A meteor lit up the Hawke's Bay sky last night and burned up with a boom that rattled windows. "It was like an earthquake, but without the shaking," said one Akina woman. Maraekakaho woman Liz Wilson heard "the weirdest noise, like a V8 engine" at about 9.45pm. "We got in the car, as you do, and had a look around the place ... we so wanted to find a big, burning thing," she said. An Otane woman said her father saw a "huge, big fireball with a long tail" overhead and heading towards Elsthorpe.
If you are tired of thinking about global warming, terrorist attacks or contracting a deadly new virus, maybe you could get out of your rut by mulling over the possibility that some large celestial body may be on a collision course with our planet.
Last month, the asteroid 2004 XP14 passed some 268,873 miles (432,000 kilometers) from Earth. That distance is slightly greater than that between the Earth and the moon.
Astronomers called it "a close shave in the vastness of outer space."
"It was colored white, green and gold, and lights seemed to blow off it like it was a sparkler," said one observer, Andre Grønmo. "It looked like it was a comet, and it was around four- to five times larger than a plane, and it flew much faster."
A spectacular meteor shower might be in the offing late next summer, SPACE.com has learned.
It may not last very long, but could produce a bevy of bright, swift shooting stars for favorably positioned skywatchers. The prediction is found in a technical report, co-authored by two astronomers who are targeting Sept. 1, 2007 as the date for the potential display.

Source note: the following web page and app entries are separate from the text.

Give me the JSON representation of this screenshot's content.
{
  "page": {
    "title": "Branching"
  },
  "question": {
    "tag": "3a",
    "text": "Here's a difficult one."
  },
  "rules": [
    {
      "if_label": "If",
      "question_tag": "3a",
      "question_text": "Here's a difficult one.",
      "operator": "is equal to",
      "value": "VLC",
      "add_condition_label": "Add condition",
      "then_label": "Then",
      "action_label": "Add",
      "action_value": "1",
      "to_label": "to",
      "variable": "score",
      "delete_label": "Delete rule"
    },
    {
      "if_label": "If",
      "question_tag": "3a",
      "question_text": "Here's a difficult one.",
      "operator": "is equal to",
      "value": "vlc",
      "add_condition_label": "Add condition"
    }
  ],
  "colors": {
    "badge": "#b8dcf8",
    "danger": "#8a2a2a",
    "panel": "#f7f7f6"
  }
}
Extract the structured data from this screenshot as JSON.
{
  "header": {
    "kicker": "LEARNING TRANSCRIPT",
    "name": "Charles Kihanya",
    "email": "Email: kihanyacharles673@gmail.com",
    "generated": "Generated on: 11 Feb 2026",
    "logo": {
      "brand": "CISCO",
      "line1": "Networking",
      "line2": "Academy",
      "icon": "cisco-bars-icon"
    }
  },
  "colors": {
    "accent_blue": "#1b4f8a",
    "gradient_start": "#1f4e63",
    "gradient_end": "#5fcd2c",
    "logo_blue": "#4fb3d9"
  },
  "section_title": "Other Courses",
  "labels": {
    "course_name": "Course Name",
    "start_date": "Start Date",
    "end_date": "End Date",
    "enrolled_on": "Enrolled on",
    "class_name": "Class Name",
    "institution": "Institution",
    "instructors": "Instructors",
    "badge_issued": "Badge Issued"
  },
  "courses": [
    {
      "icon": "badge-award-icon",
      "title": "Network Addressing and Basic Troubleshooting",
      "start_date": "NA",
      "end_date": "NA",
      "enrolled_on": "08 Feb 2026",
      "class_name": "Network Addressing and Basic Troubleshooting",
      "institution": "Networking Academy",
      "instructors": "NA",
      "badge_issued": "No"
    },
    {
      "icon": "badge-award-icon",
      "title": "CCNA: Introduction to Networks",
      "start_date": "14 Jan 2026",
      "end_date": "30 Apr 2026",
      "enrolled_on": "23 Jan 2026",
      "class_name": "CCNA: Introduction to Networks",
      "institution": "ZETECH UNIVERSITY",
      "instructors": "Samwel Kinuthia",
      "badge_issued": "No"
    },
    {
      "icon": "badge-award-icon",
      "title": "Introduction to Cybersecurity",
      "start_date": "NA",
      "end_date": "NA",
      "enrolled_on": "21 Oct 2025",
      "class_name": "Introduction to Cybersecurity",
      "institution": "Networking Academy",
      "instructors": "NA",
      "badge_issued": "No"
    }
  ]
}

The meteors are called "Aurigids" because they appear to fan-out from the constellation of Auriga, the Charioteer.